Quilimane, Or Kilimane, a town and military station in the Portuguese territory of Mozambique, on the E. coast of Africa, situated on the left bank of the river Quilimane, the N. arm of the Zambesi, 12 m. from the sea, in lat. 17° 45' S., Ion. 36° 44' E.; pop. about 12,000. It is irregularly built, some of the dwellings being of brick, some of mud, and many of reeds and grass; but there are gardens, with orange and cocoanut trees, about many of the houses. Its principal trade is the export of slaves. The Portuguese garrison consists of a commandant, a few Europeans, and about 50 native troops.
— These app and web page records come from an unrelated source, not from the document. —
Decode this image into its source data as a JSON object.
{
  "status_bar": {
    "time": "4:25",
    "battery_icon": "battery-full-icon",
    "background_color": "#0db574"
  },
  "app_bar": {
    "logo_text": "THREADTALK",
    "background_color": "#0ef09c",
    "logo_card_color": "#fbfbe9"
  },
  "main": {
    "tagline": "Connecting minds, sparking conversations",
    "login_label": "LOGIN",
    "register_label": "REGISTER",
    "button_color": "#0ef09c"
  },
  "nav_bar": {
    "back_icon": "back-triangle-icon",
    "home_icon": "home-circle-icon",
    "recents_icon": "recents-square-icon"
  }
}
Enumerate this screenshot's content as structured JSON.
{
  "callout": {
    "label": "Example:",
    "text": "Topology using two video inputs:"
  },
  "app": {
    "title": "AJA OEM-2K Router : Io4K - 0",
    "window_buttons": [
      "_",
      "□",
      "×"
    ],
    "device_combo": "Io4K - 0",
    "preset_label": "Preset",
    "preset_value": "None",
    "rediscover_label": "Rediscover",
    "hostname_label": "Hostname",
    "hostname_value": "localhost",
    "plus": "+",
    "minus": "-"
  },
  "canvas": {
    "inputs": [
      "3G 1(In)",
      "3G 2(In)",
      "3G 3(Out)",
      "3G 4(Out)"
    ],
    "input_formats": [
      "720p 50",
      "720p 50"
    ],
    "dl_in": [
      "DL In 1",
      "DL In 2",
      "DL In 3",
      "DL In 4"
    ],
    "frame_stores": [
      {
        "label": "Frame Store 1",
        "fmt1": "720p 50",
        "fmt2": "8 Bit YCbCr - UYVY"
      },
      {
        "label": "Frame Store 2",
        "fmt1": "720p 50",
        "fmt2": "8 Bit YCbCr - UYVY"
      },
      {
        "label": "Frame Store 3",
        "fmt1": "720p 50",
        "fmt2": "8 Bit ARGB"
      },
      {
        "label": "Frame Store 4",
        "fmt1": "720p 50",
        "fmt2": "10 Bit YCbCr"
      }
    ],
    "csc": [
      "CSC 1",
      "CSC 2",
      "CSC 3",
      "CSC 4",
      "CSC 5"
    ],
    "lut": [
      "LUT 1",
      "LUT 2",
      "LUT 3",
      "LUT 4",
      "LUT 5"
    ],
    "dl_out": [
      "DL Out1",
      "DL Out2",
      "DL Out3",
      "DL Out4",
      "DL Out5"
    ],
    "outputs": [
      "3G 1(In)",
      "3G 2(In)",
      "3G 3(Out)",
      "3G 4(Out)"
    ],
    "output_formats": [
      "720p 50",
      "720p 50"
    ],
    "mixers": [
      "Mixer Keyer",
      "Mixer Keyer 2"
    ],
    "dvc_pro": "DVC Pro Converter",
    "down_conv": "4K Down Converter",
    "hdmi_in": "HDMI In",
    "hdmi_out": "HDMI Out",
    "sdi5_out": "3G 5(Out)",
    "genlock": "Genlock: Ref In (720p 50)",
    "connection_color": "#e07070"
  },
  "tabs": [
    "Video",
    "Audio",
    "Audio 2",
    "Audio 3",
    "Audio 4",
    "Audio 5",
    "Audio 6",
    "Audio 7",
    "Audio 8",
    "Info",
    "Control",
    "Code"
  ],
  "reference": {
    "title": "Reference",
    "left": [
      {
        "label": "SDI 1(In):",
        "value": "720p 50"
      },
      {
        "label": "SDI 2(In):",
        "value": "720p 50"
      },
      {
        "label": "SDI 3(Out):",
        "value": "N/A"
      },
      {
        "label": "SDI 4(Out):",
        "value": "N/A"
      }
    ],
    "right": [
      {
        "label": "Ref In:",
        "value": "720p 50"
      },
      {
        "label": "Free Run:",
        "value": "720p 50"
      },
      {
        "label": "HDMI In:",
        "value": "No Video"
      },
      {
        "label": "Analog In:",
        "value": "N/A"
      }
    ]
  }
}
Quilimane is one of the very few places on the Mozambique coast actually occupied by the Portuguese, but it is very unhealthy and fast decaying.
Quimper, a town of France, capital of the department of Finistère, on the Odet, 32 m. S. E. of Brest and 13 m. from the Atlantic; pop. in 1872, 13,159. It is partly surrounded by ancient walls and watch towers. The cathedral of St. Brentin, begun in 1239 and finished in 1493, was rebuilt in 1858 from the designs of Viollet-le-Duc. There are ship yards, manufactories of pottery, fisheries, and trade in grain, horses, honey, and cattle. Formerly it was the capital of Cornouailles.
See Kinic Acid.
Quintus Aurelius Symmachus, a Roman author of the 4th century A. D. He was educated in Gaul, and, after being quaestor and praetor, was appointed in A. D. 365 corrector of Lucania and the Bruttii. In 373 he was proconsul of Africa, in 384 prefect of Rome, and in 391 consul. He was a sincere pagan, and labored to maintain his faith. His extant works are 10 books of epistles containing 965 letters, and fragments of orations which Angelo Mai discovered in one of the palimpsests of the Ambrosian library, and others from a Turin and Vatican manuscript. The first edition of the epistles was published in the pontificate of Julius II. One of the best is that of Scioppius (4to, Mentz, 1608).
Quintus Curtius Rufus, a Roman historian, according to some critics contemporary with Vespasian, according to others with Constan-tine. His history, entitled Be Rebus Oestis Alexandri Magni, consisted originally of ten books, but the first two have perished, and the eight that remain are by no means perfect. It is written in a pleasing though inflated style, and is not a good historical authority. The best edition is that of Zumpt (Berlin, 1849).
Quintus Roscius, a Roman comic actor, born at Solonium, near Lanuvium, died in 62 B. C. Sulla gave him a gold ring, the symbol of equestrian rank. He is frequently spoken of in terms of the highest praise and affection by Cicero, who in his youth received instruction from him, and afterward defended him in a lawsuit. Roscius wrote a treatise in which he compared eloquence and acting. According to Macrobius he received 1,000 denarii (about $150) every day, and Pliny says that he yearly gained 50,000,000 sesterces.